I really enjoyed this, and I know there have been negative opinions about it and about the stage adaptation, but for me, it felt like catching up with old friends. 
We get to see what Ron and Hermione, Neville, Hagrid and all the other favourites have been up to all this time while Harry struggles with the fact that his son is not quite what he or anyone else expected him to be. 
There's also some nostalgic time travel back into the original books! If you're a fan, you'll love this, but if you have the option of seeing it on stage instead, I'd go for that over reading it!


Monday 3 September 2018

Clarins Joli Rouge Velvet Lipsticks
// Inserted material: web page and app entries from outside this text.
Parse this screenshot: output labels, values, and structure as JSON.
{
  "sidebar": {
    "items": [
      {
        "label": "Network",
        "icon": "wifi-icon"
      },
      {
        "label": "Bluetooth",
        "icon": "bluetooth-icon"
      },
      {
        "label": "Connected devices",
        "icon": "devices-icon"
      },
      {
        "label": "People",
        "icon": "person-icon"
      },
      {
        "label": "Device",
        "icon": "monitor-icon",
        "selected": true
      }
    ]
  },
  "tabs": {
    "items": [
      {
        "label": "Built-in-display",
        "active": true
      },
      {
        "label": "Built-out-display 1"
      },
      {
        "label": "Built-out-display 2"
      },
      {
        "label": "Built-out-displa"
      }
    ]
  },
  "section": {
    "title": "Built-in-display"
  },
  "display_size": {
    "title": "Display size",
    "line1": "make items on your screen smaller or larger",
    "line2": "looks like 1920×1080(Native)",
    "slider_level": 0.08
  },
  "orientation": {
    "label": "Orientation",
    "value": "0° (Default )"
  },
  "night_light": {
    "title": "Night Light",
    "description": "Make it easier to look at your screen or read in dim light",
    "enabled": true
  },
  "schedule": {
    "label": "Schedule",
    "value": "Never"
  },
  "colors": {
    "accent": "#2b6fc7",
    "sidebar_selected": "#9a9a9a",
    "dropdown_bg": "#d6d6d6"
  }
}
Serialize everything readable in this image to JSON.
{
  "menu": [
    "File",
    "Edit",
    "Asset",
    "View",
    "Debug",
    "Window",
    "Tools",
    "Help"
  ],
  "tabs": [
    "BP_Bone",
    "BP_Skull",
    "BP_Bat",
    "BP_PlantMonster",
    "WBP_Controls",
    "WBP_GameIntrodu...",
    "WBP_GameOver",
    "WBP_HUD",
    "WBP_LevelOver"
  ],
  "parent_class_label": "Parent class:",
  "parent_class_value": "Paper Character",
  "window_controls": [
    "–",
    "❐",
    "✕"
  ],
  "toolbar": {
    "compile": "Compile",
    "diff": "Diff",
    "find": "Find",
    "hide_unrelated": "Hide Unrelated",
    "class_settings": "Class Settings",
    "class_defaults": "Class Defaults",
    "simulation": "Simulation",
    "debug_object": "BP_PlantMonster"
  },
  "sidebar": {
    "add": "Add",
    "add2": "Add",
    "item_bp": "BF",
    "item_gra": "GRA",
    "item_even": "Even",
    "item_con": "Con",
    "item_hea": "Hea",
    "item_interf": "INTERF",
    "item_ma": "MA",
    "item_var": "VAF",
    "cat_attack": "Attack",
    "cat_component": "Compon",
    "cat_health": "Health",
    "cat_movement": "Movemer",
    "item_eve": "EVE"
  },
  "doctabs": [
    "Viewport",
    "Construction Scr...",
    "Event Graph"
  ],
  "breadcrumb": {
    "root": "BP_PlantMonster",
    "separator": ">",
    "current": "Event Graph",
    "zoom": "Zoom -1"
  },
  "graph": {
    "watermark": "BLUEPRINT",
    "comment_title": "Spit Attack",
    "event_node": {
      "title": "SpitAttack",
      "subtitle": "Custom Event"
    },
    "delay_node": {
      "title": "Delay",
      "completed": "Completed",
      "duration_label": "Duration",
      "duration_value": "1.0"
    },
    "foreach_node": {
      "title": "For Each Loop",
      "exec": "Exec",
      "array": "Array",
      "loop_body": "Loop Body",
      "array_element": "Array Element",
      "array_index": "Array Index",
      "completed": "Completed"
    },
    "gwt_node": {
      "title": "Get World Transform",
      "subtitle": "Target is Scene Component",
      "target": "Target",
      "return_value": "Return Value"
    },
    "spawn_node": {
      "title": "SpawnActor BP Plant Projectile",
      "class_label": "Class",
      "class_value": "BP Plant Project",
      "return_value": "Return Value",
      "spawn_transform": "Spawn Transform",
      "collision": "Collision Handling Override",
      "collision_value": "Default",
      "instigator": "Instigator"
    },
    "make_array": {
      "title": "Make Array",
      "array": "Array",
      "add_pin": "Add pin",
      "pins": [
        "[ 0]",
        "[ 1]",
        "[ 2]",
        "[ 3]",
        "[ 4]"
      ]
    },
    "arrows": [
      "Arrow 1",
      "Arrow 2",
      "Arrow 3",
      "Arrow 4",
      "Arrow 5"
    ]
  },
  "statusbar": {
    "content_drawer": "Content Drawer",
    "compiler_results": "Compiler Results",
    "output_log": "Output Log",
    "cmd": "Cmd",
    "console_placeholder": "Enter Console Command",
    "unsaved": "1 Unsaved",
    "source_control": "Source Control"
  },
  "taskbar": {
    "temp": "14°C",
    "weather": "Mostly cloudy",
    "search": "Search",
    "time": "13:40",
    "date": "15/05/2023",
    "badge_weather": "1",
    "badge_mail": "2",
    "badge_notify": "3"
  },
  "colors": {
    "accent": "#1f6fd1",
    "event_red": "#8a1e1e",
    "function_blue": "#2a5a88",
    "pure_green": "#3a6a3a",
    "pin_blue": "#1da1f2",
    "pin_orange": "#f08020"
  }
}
These have been my personal favourite beauty product over the last month. They've been out since May but as is typical with me, I'm slow to getting around to becoming fanatical about a product and then feeling the need to write about it. These are pure beauts to apply; smooth, richly pigmented, matte, but not drying. 

Clarins Joli Rouge Velvet Lipsticks

In short, these are the perfect Autumnal lipstick. I know what you're about to say, "but Chloe, isn't this just you being obsessed with Autumn?" and yes, you have a point, but actually these have everything you need for this time of year; firstly colour- russets, warm nudes, corals (there's ten shades in the range), presented in a perfect soft matte. 

A matte that's slightly blurred around the edges, like you've had your lips around one too many cups of pumpkin spiced latte (that sentence could have gone in a very different direction. I know you were thinking it too. Durtbirds.) 

To add to it's perfectness, Clarins have mixed in organic samphire to hydrate and apricot oil so your lips are softer, rather than bedraggled, as mattes usually leave them in colder weather. 

Wearing Soft Berry in both of theses selfies. Going full Liz McDonald on the left- ready for a night out/serving Hot Pots. Glasses, hair tied back and a jumper on the right. It's a very versatile lipstick, is what I'm saying. 

Clarins Joli Rouge Velvet Lipsticks

You may want to buy more than one lipstick but you'll technically only need one. And that lipstick is, Soft Berry (below photo on the right). I've been wearing this with a luminous It Cosmetics CC Cream base, warm copper eyeshadow and a dusky rose blush from Bourjois
It's Autumn in a face, baby! 

Clarins Joli Rouge Velvet Lipsticks

Having said that, I'll also happily be wearing the other shades I have; Grenadine (a slightly darker pink but still really wearable for daytime as it has a bit of brown in there), Pink Cranberry (a brighter pink, slightly more in your face. I often feel pinks like this don't suit me that well but I can for sure see its appeal), and Joli Rouge itself (a very flattering shade of red that you'll want to wear all the way through Christmas...I'm sorry but it's September, I'm surely allowed say it now?!).

Clarins Joli Rouge Velvet Lipsticks

You can find these anywhere there's a Clarins counter, but here's a link to them on Brown Thomas, nonetheless. They're €24 each, but the cost per wear makes them excellent value!

Have you tried any of the Joli Rouge Velvets? If not, why not?! I jest! 
Let me know what your favourite Autumnal lipstick is!

*Products in this post were provided for review. This is not a sponsored post and all opinions are my own, as always.